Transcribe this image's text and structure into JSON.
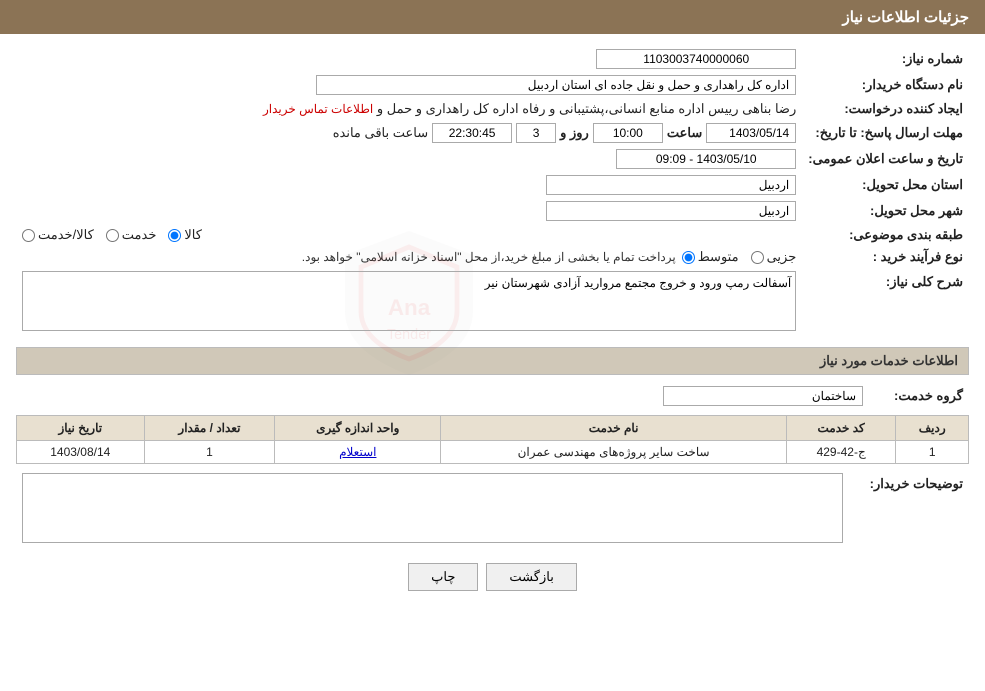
{
  "page": {
    "title": "جزئیات اطلاعات نیاز",
    "sections": {
      "header": "جزئیات اطلاعات نیاز",
      "services_header": "اطلاعات خدمات مورد نیاز"
    }
  },
  "fields": {
    "need_number_label": "شماره نیاز:",
    "need_number_value": "1103003740000060",
    "buyer_org_label": "نام دستگاه خریدار:",
    "buyer_org_value": "اداره کل راهداری و حمل و نقل جاده ای استان اردبیل",
    "creator_label": "ایجاد کننده درخواست:",
    "creator_value": "رضا بناهی رییس اداره منابع انسانی،پشتیبانی و رفاه اداره کل راهداری و حمل و",
    "contact_link": "اطلاعات تماس خریدار",
    "announcement_label": "تاریخ و ساعت اعلان عمومی:",
    "announcement_value": "1403/05/10 - 09:09",
    "deadline_label": "مهلت ارسال پاسخ: تا تاریخ:",
    "deadline_date": "1403/05/14",
    "deadline_time_label": "ساعت",
    "deadline_time": "10:00",
    "deadline_day_label": "روز و",
    "deadline_days": "3",
    "deadline_remaining_label": "ساعت باقی مانده",
    "deadline_remaining": "22:30:45",
    "province_label": "استان محل تحویل:",
    "province_value": "اردبیل",
    "city_label": "شهر محل تحویل:",
    "city_value": "اردبیل",
    "category_label": "طبقه بندی موضوعی:",
    "category_options": [
      "کالا",
      "خدمت",
      "کالا/خدمت"
    ],
    "category_selected": "کالا",
    "purchase_type_label": "نوع فرآیند خرید :",
    "purchase_type_options": [
      "جزیی",
      "متوسط"
    ],
    "purchase_type_selected": "متوسط",
    "purchase_note": "پرداخت تمام یا بخشی از مبلغ خرید،از محل \"اسناد خزانه اسلامی\" خواهد بود.",
    "need_description_label": "شرح کلی نیاز:",
    "need_description_value": "آسفالت رمپ ورود و خروج مجتمع مروارید آزادی شهرستان نیر",
    "service_group_label": "گروه خدمت:",
    "service_group_value": "ساختمان"
  },
  "services_table": {
    "columns": [
      "ردیف",
      "کد خدمت",
      "نام خدمت",
      "واحد اندازه گیری",
      "تعداد / مقدار",
      "تاریخ نیاز"
    ],
    "rows": [
      {
        "row": "1",
        "code": "ج-42-429",
        "name": "ساخت سایر پروژه‌های مهندسی عمران",
        "unit": "استعلام",
        "quantity": "1",
        "date": "1403/08/14"
      }
    ]
  },
  "buyer_description_label": "توضیحات خریدار:",
  "buttons": {
    "print": "چاپ",
    "back": "بازگشت"
  }
}
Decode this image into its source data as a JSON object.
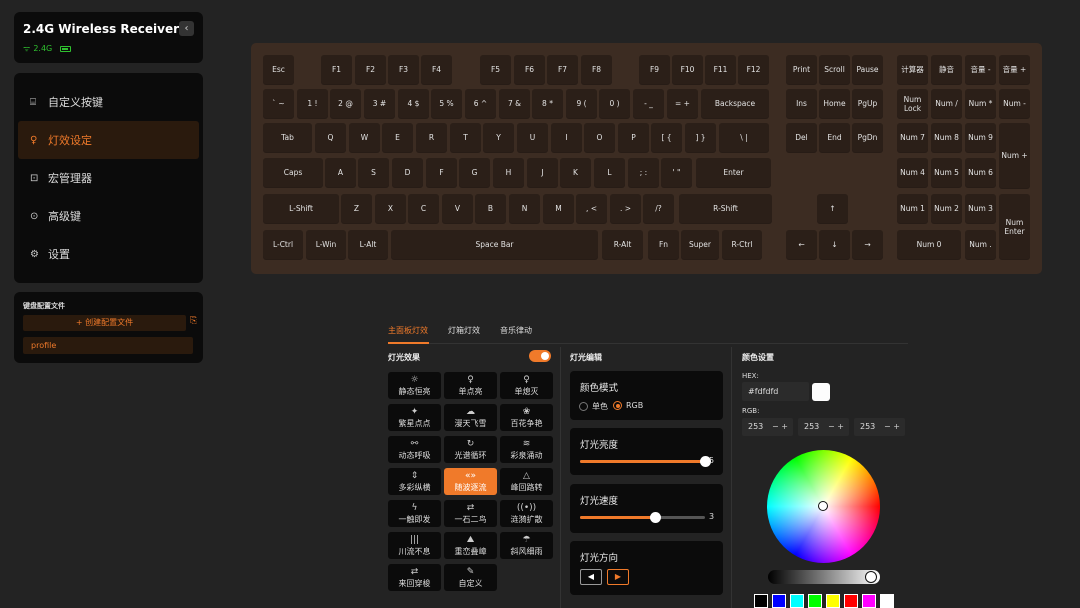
{
  "device": {
    "title": "2.4G Wireless Receiver",
    "conn": "2.4G",
    "collapse": "‹"
  },
  "menu": [
    {
      "label": "自定义按键",
      "icon": "keyboard-icon",
      "glyph": "⌸"
    },
    {
      "label": "灯效设定",
      "icon": "bulb-icon",
      "glyph": "♀"
    },
    {
      "label": "宏管理器",
      "icon": "macro-icon",
      "glyph": "⊡"
    },
    {
      "label": "高级键",
      "icon": "advanced-key-icon",
      "glyph": "⊙"
    },
    {
      "label": "设置",
      "icon": "gear-icon",
      "glyph": "⚙"
    }
  ],
  "profiles": {
    "header": "键盘配置文件",
    "create": "+ 创建配置文件",
    "import_icon": "⎘",
    "items": [
      "profile"
    ]
  },
  "keys": [
    [
      "Esc",
      "F1",
      "F2",
      "F3",
      "F4",
      "F5",
      "F6",
      "F7",
      "F8",
      "F9",
      "F10",
      "F11",
      "F12",
      "Print",
      "Scroll",
      "Pause",
      "计算器",
      "静音",
      "音量 -",
      "音量 +"
    ],
    [
      "` ~",
      "1 !",
      "2 @",
      "3 #",
      "4 $",
      "5 %",
      "6 ^",
      "7 &",
      "8 *",
      "9 (",
      "0 )",
      "- _",
      "= +",
      "Backspace",
      "Ins",
      "Home",
      "PgUp",
      "Num Lock",
      "Num /",
      "Num *",
      "Num -"
    ],
    [
      "Tab",
      "Q",
      "W",
      "E",
      "R",
      "T",
      "Y",
      "U",
      "I",
      "O",
      "P",
      "[ {",
      "] }",
      "\\ |",
      "Del",
      "End",
      "PgDn",
      "Num 7",
      "Num 8",
      "Num 9",
      "Num +"
    ],
    [
      "Caps",
      "A",
      "S",
      "D",
      "F",
      "G",
      "H",
      "J",
      "K",
      "L",
      "; :",
      "' \"",
      "Enter",
      "Num 4",
      "Num 5",
      "Num 6"
    ],
    [
      "L-Shift",
      "Z",
      "X",
      "C",
      "V",
      "B",
      "N",
      "M",
      ", <",
      ". >",
      "/?",
      "R-Shift",
      "↑",
      "Num 1",
      "Num 2",
      "Num 3",
      "Num Enter"
    ],
    [
      "L-Ctrl",
      "L-Win",
      "L-Alt",
      "Space Bar",
      "R-Alt",
      "Fn",
      "Super",
      "R-Ctrl",
      "←",
      "↓",
      "→",
      "Num 0",
      "Num ."
    ]
  ],
  "tabs": [
    "主面板灯效",
    "灯箱灯效",
    "音乐律动"
  ],
  "effects": {
    "title": "灯光效果",
    "items": [
      {
        "label": "静态恒亮",
        "icon": "sun-icon",
        "glyph": "☼"
      },
      {
        "label": "单点亮",
        "icon": "bulb-icon",
        "glyph": "♀"
      },
      {
        "label": "单熄灭",
        "icon": "bulb-off-icon",
        "glyph": "♀"
      },
      {
        "label": "繁星点点",
        "icon": "stars-icon",
        "glyph": "✦"
      },
      {
        "label": "漫天飞雪",
        "icon": "snow-cloud-icon",
        "glyph": "☁"
      },
      {
        "label": "百花争艳",
        "icon": "flower-icon",
        "glyph": "❀"
      },
      {
        "label": "动态呼吸",
        "icon": "breath-icon",
        "glyph": "⚯"
      },
      {
        "label": "光谱循环",
        "icon": "cycle-icon",
        "glyph": "↻"
      },
      {
        "label": "彩泉涌动",
        "icon": "fountain-icon",
        "glyph": "≋"
      },
      {
        "label": "多彩纵横",
        "icon": "updown-icon",
        "glyph": "⇕"
      },
      {
        "label": "随波逐流",
        "icon": "wave-icon",
        "glyph": "«»"
      },
      {
        "label": "峰回路转",
        "icon": "peak-icon",
        "glyph": "△"
      },
      {
        "label": "一触即发",
        "icon": "lightning-icon",
        "glyph": "ϟ"
      },
      {
        "label": "一石二鸟",
        "icon": "swap-icon",
        "glyph": "⇄"
      },
      {
        "label": "涟漪扩散",
        "icon": "ripple-icon",
        "glyph": "((•))"
      },
      {
        "label": "川流不息",
        "icon": "stream-icon",
        "glyph": "|||"
      },
      {
        "label": "重峦叠嶂",
        "icon": "mountain-icon",
        "glyph": "⛰"
      },
      {
        "label": "斜风细雨",
        "icon": "rain-icon",
        "glyph": "☂"
      },
      {
        "label": "来回穿梭",
        "icon": "shuttle-icon",
        "glyph": "⇄"
      },
      {
        "label": "自定义",
        "icon": "edit-icon",
        "glyph": "✎"
      }
    ]
  },
  "edit": {
    "title": "灯光编辑",
    "mode_title": "颜色模式",
    "mode_single": "单色",
    "mode_rgb": "RGB",
    "brightness_title": "灯光亮度",
    "brightness": 5,
    "brightness_max": 5,
    "speed_title": "灯光速度",
    "speed": 3,
    "speed_max": 5,
    "direction_title": "灯光方向",
    "dir_left": "◀",
    "dir_right": "▶"
  },
  "color": {
    "title": "颜色设置",
    "hex_label": "HEX:",
    "hex": "#fdfdfd",
    "rgb_label": "RGB:",
    "r": "253",
    "g": "253",
    "b": "253",
    "pm": "− +",
    "swatches": [
      "#000000",
      "#0000ff",
      "#00ffff",
      "#00ff00",
      "#ffff00",
      "#ff0000",
      "#ff00ff",
      "#ffffff"
    ]
  }
}
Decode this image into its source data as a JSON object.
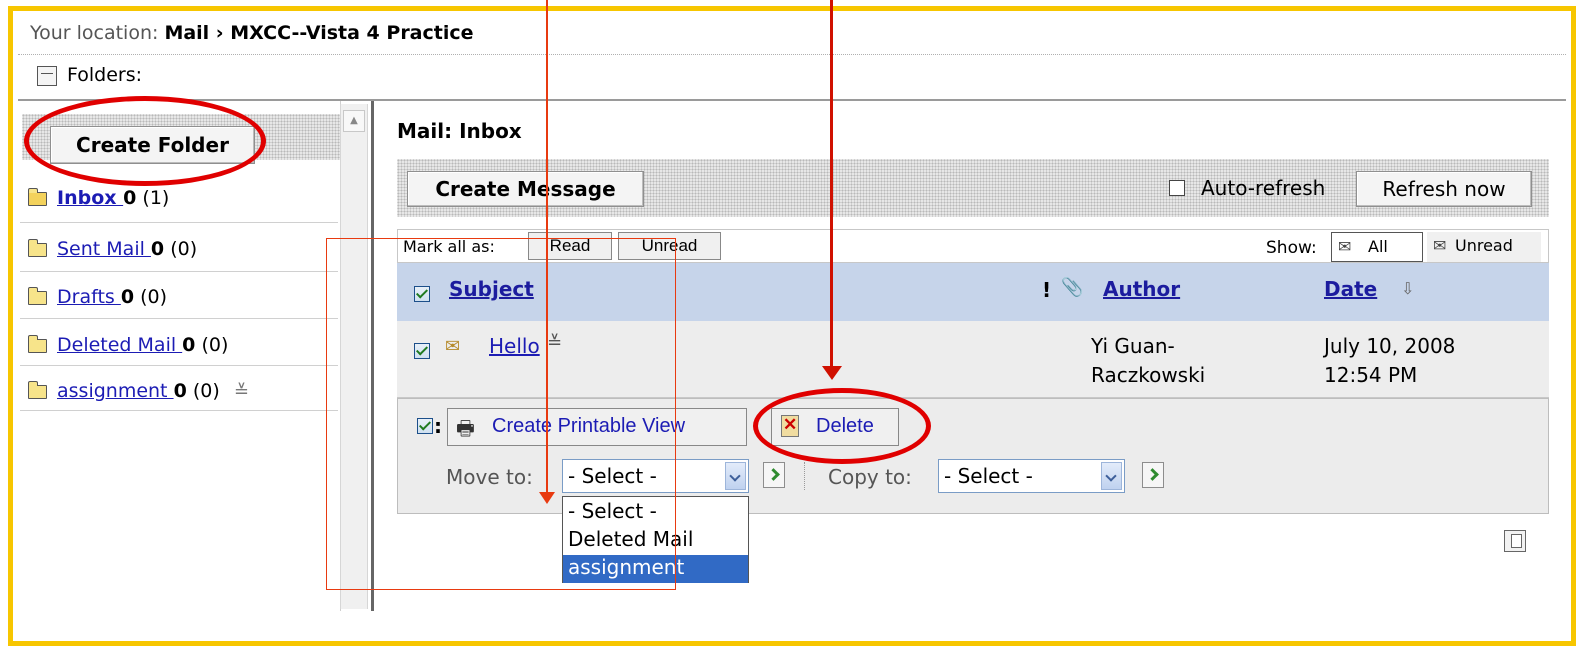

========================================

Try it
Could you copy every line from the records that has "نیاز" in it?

Solution
    "title": "جزئیات اطلاعات نیاز",
      "header": "جزئیات اطلاعات نیاز",
      "services_header": "اطلاعات خدمات مورد نیاز"
    "need_number_label": "شماره نیاز:",
    "need_description_label": "شرح کلی نیاز:",
      "تاریخ نیاز"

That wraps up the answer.